The flutter tool uses Google Analytics to anonymously report feature usage statistics and basic crash reports. This data is used to help improve Flutter tools over time. Analytics is not sent on the very first run or for any runs involving flutter config, so you can opt out of analytics before any data is sent. To disable reporting, type flutter config --no-analytics and to display the current setting, type flutter config. See Google’s privacy policy:www.google.com/intl/en/policies/privacy.

Update your path

You can update your PATH variable for the current session only at the command line, as shown in Clone the Flutter repo. You’ll probably want to update this variable permanently, so you can run flutter commands in any terminal session.

The steps for modifying this variable permanently for all terminal sessions are machine- specific. Typically you add a line to a file that is executed whenever you open a new window. For example:

  1. Open (or create) $HOME/.bash_profile. Note that the file path and filename might be different on your machine.
  2. Add the following line:

    export PATH=$HOME/flutter/bin:$PATH
    
  3. Run source $HOME/.bash_profile to refresh the current window.

  4. Verify that the flutter/bin directory is now in your PATH by running:
    $ echo $PATH
    

Editor setup

Using the flutter command-line tools, you can use any editor to develop Flutter applications. Type flutter help at a prompt to view the available tools.

We recommend using our IntelliJ plug-ins for a rich IDE experience supporting editing, running, and debugging Flutter apps. See IntelliJ Setup for detailed steps.

Android setup

This step is optional, and can be performed at any time before using Flutter to develop apps for Android.

Install Android Studio

To develop Flutter apps for Android, you can use a Mac, Windows, or Linux (64-bit) machine:

  1. Install Android Studio.

    Flutter requires the latest Android SDK and Android SDK Platform-Tools packages. You can verify these are up-to-date in Android Studio>Configure>SDK Manager, as described in Update the IDE and SDK Tools.

  2. Start Android Studio.

Set up your Android device

To prepare to run and test your Flutter app on Android, you’ll need an Android device running Android 4.1 (API level 16) or higher.

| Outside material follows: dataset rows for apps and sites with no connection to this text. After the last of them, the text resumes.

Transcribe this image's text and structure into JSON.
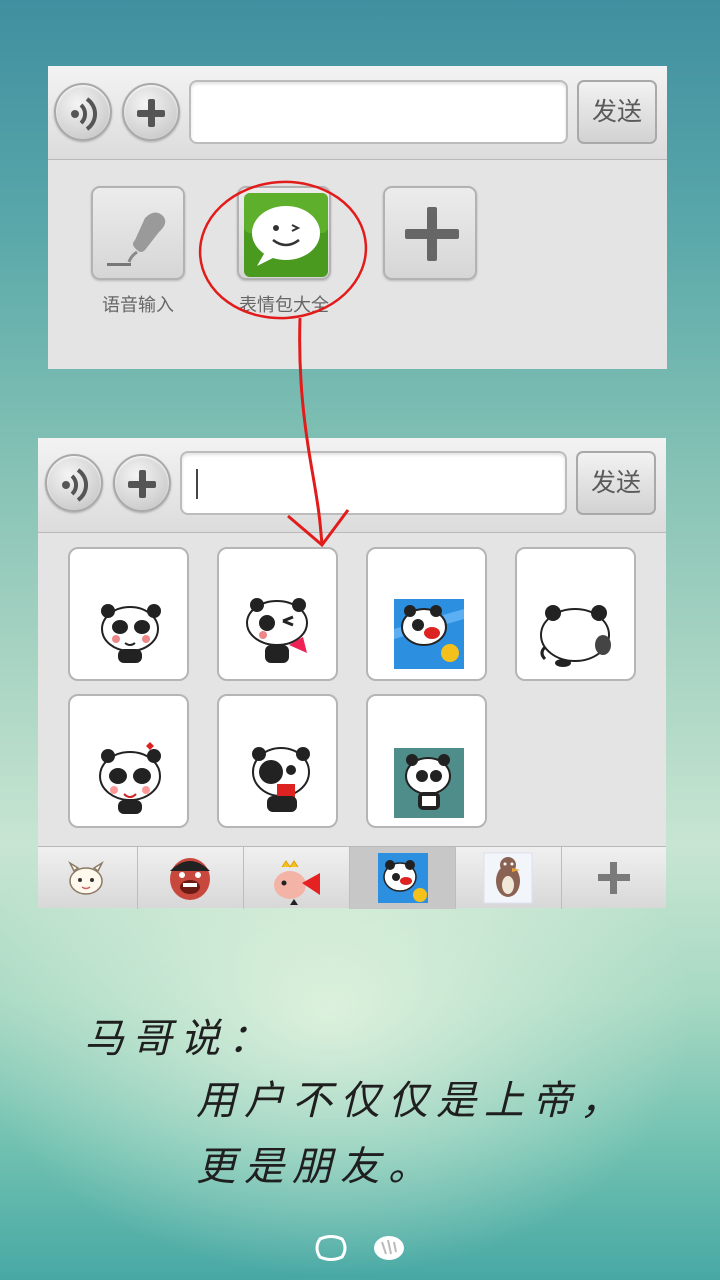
{
  "top_panel": {
    "send_label": "发送",
    "input_value": "",
    "apps": [
      {
        "label": "语音输入",
        "icon": "microphone-icon"
      },
      {
        "label": "表情包大全",
        "icon": "speech-bubble-smiley-icon"
      },
      {
        "label": "",
        "icon": "plus-icon"
      }
    ]
  },
  "bottom_panel": {
    "send_label": "发送",
    "input_value": "",
    "stickers": [
      {
        "icon": "panda-blushing-sticker"
      },
      {
        "icon": "panda-winking-sticker"
      },
      {
        "icon": "panda-blue-background-sticker"
      },
      {
        "icon": "panda-back-view-sticker"
      },
      {
        "icon": "panda-heart-sticker"
      },
      {
        "icon": "panda-eyepatch-sticker"
      },
      {
        "icon": "panda-teal-background-sticker"
      }
    ],
    "tabs": [
      {
        "icon": "cat-emoji-pack-icon",
        "active": false
      },
      {
        "icon": "angry-man-emoji-pack-icon",
        "active": false
      },
      {
        "icon": "megaphone-bird-emoji-pack-icon",
        "active": false
      },
      {
        "icon": "panda-emoji-pack-icon",
        "active": true
      },
      {
        "icon": "penguin-emoji-pack-icon",
        "active": false
      },
      {
        "icon": "add-pack-plus-icon",
        "active": false
      }
    ]
  },
  "caption": {
    "title": "马哥说：",
    "line1": "用户不仅仅是上帝，",
    "line2": "更是朋友。"
  },
  "colors": {
    "annotation_red": "#e21b1b",
    "app_green": "#4a9a1f"
  }
}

  1. Enable developer mode on your device by visiting Settings>About phone and tapping the Build number line seven times.
  2. In Settings>Developer options, enable USB debugging.
  3. Using a USB cable, plug your phone into your computer. If prompted on your device, authorize your computer to access your device.
  4. In the terminal, run the flutter devices command to verify that Flutter recognizes your connected Android device.
  5. Start your app by running flutter run.

By default, Flutter uses the version of the Android SDK where your adb tool is based. If you want Flutter to use a different installation of the Android SDK, you must set the ANDROID_HOME environment variable to that installation directory.

Set up the Android emulator

To prepare to run and test your Flutter app on the Android emulator, follow these steps:

  1. Enable VM acceleration on your machine.
  2. Launch Android Studio>Tools>Android>AVD Manager and select Create Virtual Device.
  3. Choose a device definition and select Next.
  4. Select one or more system images for the Android versions you want to emulate, and select Next. An x86 or x86_64 image is recommended.
  5. Under Emulated Performance, select Hardware - GLES 2.0 to enable hardware acceleration.
  6. Verify the AVD configuration is correct, and select Finish.

    For details on the above steps, see Managing AVDs.

  7. In Android Virtual Device Manager, click Run in the toolbar. The emulator starts up and displays the default canvas for your selected OS version and device.
  8. Start your app by running flutter run. The connected device name is Android SDK built for <platform>, where platform is the chip family, such as x86.

Next steps

Now, follow our Getting Started guide to run your first Flutter app on iOS or Android.